(a)spera, Mirah’s fourth solo album, is her first since 2004’s excellent C’mon Miracle. It’s solo, yes, but she’s not alone: Longtime collaborator Phil Elverum contributed to three tracks and she collaborated with fellow Portlanders Tucker Martine and Adam Selzer along with Chris Funk, Tara Jane O’Neil and Lori Goldston. The collection’s out 3/10 via K, but we have the lovely “Gone Are The Days” today. We asked Mirah about it.
With the use of “we” instead of “I,” “Gone Are The Days” takes on a universal feel. Is it intended as parable? It could tie into another track, “The World Is Falling.” Actually, the more we dig, the more it seems like a concept album.

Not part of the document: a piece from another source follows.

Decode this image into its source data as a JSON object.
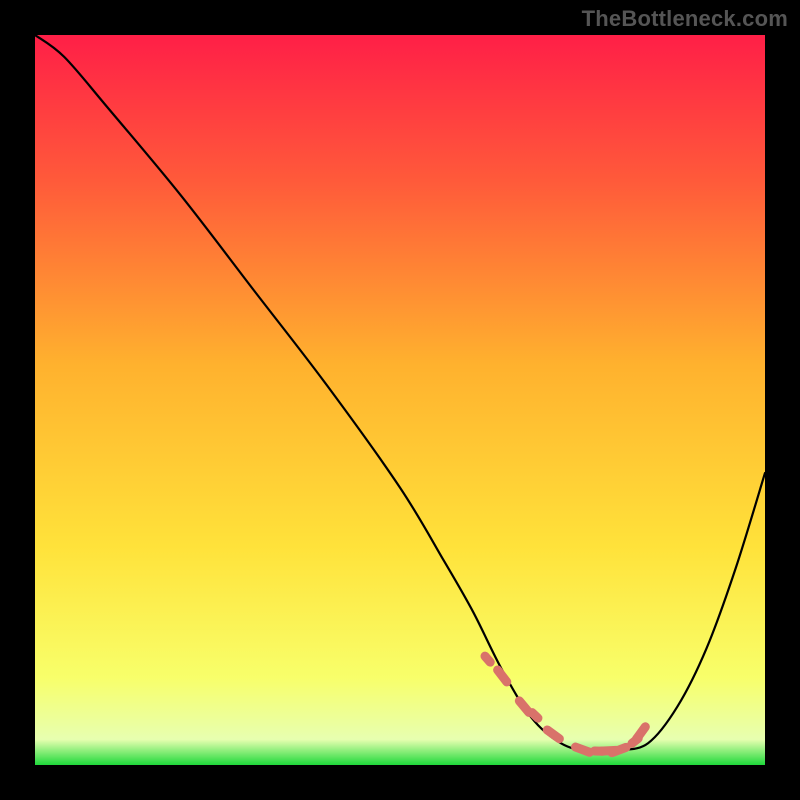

The theme is something like, have we really done this to ourselves, to each other? So, yes, there is a universal we in there. Some disbelief, some grief. Not to give it all away but that song is about the loss of industrious, bright energy, about the lethargy that modern
life and technology has introduced to our lives, about the forceful human greed to which so many planetary resources have been subject, it’s about loss, and the struggle between wild perfect nature (perfectly wild, destructive even) and human control. But it’s not all mopey negativity. All those things are part of our reality right now so it’s just realistic to acknowledge them and sing about them.
Respectfully, I would call it a sorrow song, with a little swing and a bit of hope at the end, but ultimately it’s a sorrow song.
You end the song by suggesting we steady the future with grace. How?
I think that singing is as close as I get to praying and that if I sing that line enough times then maybe I’ll know how to do it, I mean how to steady it. The future isn’t over, it’s just slightly out of reach at the moment because we’re still in this moment. The future is happening already, that’s why it’s never gonna lay down, we just have to not destroy ourselves before we get there and beyond.